Netherlands recalls hundreds of thousands of defective Chinese face masks
The Netherlands has recalled hundreds of thousands of face masks imported from China after they were found to be defective, the health ministry announced on Saturday.
Dutch authorities received 1.3 million face masks from China on March 21 and distributed some of them to health care providers battling against the spread of the deadly COVID-19 pandemic.
But the health ministry “received a signal that, upon inspection, the quality of this shipment did not meet the required standards,” it said in a statement sent to Euronews.
“A second test also proved that the face masks did not meet the required quality standards. It has now been decided to stop the use of this entire shipment.

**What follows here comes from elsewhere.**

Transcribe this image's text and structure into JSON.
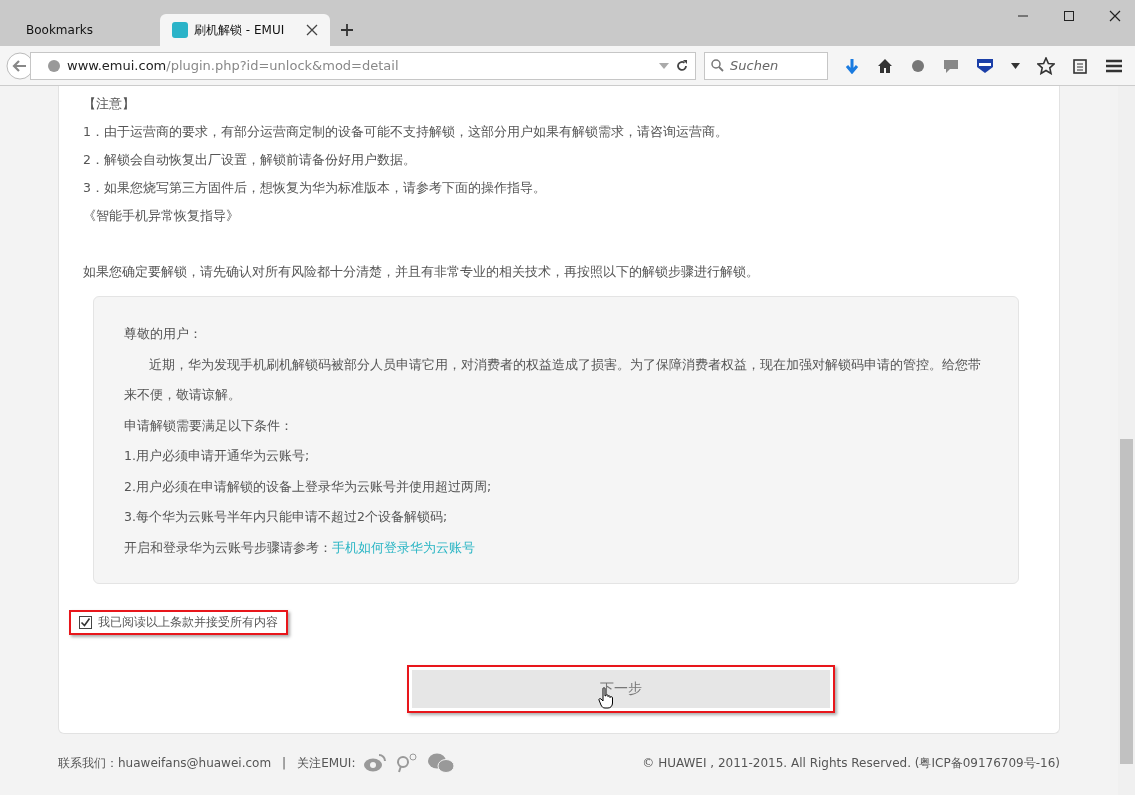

The masks had a KN95 certification indicating that they should filter above 95% of particles.
According to state broadcaster NOS, the recall concerns 600,000 masks.
The ministry has assured that “new shipments will receive extra standard testing.”
The Netherlands has so far reported 9,800 confirmed cases of the novel coronavirus and 632 deaths.
It is not the only country to have imported defective medical equipment from China to tackle the disease.
Spain announced on Thursday that it would return 640,000 rapid testing kits it had purchased from a Chinese company after tests on a batch already imported had found them to have a 30% detection rate.
The government stressed that the kits were CE certified — indicating conformity with European standards — and that they had been purchased through a Spanish intermediary.
The Chinese embassy in Madrid said on Twitter however that Shenzen Bioeasy Biotechnology, the kits’ manufacturer, had not been officially licenced by the country’s authorities to sell medical products.
Spain is the second hardest-hit country in the world after Italy having reported more than 73,000 confirmed cases and 5,900 deaths by Saturday.
The Turkish Health Minister also revealed during a press conference on Friday that rapid testing kits samples it had received from a Chinese company did not meet the country’s effectiveness standards and that another firm, also Chinese, had instead been selected to provide the kits.